[Work instructions]: Pull every line holding the word "ELICOS" out of the data and copy it.

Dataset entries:
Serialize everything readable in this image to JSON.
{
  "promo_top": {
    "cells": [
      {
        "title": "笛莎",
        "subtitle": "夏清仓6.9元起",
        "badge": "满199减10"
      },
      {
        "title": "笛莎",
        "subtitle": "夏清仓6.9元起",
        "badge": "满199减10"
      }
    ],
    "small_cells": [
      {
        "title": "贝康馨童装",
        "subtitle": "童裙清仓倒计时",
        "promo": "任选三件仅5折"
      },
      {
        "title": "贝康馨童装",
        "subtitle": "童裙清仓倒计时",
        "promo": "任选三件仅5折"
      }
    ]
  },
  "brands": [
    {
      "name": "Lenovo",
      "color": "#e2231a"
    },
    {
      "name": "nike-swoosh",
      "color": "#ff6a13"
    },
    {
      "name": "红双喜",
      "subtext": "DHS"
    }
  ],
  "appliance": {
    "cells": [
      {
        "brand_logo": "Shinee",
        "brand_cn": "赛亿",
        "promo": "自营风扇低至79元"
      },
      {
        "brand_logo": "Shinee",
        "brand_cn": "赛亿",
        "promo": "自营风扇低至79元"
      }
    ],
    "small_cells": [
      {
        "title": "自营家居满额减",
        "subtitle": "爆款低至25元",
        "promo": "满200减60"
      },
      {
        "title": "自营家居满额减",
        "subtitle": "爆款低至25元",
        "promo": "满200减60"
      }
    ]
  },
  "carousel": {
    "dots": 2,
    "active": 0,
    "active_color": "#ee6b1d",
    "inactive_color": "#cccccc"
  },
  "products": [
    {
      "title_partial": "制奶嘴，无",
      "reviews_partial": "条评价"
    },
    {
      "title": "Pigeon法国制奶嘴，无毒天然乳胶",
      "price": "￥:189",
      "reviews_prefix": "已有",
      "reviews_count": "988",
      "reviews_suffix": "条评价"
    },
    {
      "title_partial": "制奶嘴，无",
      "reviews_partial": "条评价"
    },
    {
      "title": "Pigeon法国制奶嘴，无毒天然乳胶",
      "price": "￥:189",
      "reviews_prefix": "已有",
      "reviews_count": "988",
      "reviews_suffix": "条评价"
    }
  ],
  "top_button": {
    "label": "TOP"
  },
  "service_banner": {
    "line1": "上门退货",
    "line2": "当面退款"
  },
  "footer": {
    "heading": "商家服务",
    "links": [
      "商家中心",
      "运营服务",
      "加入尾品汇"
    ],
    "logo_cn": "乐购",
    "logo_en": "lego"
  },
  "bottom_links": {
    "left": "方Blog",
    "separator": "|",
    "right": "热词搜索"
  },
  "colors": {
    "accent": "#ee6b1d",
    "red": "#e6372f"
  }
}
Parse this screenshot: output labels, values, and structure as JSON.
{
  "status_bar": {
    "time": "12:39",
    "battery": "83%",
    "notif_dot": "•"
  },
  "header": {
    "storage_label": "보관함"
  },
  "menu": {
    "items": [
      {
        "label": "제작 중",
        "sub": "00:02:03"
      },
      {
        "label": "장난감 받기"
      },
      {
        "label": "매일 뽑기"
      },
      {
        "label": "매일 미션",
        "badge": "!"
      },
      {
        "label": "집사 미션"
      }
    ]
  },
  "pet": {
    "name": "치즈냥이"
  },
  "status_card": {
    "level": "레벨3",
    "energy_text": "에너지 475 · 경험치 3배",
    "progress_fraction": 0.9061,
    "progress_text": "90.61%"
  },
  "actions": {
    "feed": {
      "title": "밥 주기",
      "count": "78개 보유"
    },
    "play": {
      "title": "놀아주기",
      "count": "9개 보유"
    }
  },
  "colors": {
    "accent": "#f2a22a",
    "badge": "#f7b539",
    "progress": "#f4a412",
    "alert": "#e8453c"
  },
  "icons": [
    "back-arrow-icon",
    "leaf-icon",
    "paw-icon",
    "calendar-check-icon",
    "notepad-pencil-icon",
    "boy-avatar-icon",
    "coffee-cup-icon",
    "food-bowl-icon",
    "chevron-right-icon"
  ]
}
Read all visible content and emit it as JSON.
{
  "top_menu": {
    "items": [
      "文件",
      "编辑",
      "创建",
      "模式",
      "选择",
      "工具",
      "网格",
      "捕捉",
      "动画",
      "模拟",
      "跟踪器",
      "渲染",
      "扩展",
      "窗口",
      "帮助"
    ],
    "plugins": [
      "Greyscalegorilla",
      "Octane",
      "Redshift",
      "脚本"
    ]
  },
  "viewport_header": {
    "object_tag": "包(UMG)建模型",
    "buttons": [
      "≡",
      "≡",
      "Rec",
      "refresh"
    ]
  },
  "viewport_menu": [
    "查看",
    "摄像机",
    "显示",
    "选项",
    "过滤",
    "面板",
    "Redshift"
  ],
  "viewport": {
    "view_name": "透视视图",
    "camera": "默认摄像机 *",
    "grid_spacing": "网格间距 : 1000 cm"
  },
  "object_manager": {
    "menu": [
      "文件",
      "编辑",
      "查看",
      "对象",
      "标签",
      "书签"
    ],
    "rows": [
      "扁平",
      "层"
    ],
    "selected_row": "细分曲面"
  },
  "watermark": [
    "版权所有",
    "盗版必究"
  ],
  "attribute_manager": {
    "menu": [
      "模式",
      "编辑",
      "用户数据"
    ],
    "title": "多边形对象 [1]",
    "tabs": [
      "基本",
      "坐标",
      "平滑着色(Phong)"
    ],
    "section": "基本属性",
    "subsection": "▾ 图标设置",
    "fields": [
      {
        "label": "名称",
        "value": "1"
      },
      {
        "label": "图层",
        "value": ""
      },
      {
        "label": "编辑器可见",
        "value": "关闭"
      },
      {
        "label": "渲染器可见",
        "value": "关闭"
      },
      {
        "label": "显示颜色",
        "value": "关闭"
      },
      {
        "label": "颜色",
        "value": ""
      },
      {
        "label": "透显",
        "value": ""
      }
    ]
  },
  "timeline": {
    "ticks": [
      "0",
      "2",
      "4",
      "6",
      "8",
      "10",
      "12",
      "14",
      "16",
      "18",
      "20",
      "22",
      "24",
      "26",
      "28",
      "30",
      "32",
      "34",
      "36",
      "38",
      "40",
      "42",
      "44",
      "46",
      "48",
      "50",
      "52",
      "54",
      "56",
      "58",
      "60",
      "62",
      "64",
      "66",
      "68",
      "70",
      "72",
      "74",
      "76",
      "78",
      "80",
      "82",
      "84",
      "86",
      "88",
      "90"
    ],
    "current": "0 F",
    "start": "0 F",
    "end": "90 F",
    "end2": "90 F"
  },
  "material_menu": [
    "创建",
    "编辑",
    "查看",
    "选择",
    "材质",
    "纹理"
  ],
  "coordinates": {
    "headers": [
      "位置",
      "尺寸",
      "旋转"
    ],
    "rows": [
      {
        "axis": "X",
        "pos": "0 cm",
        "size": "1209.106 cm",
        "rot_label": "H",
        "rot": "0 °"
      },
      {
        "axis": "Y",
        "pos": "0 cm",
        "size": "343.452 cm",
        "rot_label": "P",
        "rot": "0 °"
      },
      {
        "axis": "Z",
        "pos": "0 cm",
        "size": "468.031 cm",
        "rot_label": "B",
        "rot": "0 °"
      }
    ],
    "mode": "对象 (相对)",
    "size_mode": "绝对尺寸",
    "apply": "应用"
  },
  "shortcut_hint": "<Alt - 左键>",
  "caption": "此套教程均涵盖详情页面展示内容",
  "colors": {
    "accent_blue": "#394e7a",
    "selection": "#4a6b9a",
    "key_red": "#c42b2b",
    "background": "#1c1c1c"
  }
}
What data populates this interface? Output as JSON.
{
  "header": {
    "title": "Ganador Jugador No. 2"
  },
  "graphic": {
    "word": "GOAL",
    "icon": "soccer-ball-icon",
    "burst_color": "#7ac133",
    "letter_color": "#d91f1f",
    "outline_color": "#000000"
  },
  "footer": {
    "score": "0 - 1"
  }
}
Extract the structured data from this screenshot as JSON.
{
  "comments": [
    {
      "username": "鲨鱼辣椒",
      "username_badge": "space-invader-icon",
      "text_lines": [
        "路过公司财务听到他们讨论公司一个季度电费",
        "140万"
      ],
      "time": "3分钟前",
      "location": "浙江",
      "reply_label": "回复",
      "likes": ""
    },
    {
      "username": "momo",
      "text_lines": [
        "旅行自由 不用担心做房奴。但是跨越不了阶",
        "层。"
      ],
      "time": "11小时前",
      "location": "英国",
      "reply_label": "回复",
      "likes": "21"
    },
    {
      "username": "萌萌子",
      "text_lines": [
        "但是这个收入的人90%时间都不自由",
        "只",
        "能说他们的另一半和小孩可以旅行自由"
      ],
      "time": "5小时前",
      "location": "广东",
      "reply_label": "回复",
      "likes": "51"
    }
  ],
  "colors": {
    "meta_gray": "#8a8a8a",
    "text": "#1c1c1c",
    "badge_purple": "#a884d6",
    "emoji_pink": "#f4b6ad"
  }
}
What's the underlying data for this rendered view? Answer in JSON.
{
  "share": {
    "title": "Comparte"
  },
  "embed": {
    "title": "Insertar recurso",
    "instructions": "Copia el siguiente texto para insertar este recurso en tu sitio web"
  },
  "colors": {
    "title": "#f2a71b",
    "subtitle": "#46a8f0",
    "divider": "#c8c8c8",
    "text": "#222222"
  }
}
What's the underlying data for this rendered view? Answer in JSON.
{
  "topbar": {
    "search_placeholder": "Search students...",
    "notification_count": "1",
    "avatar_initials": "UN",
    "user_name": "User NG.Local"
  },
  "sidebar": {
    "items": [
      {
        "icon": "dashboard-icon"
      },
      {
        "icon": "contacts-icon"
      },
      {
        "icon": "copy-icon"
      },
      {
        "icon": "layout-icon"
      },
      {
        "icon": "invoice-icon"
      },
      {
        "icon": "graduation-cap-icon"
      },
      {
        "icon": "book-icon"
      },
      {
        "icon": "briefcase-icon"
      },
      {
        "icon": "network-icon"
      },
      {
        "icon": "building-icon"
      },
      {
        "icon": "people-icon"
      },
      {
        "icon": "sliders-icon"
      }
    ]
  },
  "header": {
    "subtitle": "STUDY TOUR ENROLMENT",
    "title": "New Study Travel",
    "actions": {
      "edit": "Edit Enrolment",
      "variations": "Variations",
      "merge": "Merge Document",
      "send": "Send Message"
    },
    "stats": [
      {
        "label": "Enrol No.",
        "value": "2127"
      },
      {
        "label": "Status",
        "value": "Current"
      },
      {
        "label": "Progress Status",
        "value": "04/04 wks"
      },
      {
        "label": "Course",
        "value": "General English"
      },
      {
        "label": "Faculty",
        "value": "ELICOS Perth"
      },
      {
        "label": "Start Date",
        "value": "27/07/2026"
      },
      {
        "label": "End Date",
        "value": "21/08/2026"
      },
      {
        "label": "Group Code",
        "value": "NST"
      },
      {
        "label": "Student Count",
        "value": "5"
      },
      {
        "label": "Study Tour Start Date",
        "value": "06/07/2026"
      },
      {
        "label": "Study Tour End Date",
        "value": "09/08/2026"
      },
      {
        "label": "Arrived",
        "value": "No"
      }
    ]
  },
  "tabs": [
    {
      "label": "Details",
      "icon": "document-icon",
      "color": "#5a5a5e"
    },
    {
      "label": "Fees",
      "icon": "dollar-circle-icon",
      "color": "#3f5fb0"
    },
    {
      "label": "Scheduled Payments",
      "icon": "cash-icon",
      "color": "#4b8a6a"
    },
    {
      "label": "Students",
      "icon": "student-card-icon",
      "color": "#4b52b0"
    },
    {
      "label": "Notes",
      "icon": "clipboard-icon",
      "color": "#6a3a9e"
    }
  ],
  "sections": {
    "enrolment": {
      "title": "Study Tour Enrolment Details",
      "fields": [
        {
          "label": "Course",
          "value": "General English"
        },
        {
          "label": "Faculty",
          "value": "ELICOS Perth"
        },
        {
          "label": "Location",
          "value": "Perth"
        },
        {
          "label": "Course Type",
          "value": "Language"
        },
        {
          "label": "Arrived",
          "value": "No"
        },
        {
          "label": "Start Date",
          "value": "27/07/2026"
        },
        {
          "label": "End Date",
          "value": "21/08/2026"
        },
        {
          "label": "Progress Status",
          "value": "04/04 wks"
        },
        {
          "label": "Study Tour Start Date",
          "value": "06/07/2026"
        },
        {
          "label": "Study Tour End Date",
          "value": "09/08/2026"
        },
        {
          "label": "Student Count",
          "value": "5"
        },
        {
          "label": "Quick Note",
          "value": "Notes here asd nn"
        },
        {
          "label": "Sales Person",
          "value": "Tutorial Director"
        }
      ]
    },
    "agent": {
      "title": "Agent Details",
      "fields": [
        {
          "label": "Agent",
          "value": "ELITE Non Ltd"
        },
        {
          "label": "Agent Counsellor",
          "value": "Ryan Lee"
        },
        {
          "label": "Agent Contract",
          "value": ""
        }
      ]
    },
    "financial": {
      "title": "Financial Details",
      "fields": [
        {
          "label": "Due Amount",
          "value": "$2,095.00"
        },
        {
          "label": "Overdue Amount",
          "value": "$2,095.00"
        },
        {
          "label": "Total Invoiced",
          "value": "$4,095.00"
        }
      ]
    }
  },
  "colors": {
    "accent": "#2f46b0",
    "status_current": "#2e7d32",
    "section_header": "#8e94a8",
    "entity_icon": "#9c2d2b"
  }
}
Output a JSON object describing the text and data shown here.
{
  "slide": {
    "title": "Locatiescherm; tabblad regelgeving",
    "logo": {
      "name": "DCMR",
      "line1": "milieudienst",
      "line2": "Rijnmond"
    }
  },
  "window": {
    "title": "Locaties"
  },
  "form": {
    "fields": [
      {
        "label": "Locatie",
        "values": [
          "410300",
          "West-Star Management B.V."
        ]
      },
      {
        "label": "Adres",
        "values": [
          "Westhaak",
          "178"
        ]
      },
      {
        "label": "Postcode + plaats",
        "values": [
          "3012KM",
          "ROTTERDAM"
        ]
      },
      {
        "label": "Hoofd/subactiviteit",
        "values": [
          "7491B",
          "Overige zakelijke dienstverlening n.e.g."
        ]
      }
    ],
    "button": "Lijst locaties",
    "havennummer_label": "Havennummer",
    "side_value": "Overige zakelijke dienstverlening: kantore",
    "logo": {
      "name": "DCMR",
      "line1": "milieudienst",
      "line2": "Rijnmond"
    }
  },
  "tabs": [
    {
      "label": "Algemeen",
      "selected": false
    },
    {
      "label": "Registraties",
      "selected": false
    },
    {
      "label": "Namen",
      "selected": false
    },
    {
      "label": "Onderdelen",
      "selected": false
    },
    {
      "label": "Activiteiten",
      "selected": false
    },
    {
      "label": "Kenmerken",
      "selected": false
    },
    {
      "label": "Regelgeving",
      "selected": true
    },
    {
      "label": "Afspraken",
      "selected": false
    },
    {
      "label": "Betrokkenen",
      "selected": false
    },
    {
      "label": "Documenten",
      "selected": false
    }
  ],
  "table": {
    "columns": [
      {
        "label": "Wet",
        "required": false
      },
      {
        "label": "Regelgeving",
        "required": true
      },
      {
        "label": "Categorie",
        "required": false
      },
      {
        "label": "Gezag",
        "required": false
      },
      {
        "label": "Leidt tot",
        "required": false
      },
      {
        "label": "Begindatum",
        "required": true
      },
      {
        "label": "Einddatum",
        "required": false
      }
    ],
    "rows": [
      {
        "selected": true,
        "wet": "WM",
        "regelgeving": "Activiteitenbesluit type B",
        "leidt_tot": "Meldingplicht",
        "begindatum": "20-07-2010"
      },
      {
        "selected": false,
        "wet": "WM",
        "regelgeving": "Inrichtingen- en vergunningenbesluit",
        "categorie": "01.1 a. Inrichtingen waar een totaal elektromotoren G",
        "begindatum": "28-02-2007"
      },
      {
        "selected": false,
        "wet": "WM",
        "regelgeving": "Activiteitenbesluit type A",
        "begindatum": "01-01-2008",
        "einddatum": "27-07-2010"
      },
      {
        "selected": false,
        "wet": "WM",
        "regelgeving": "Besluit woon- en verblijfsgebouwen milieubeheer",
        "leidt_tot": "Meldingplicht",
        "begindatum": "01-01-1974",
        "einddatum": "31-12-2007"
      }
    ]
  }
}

[Expected answer]:
        "value": "ELICOS Perth"
          "value": "ELICOS Perth"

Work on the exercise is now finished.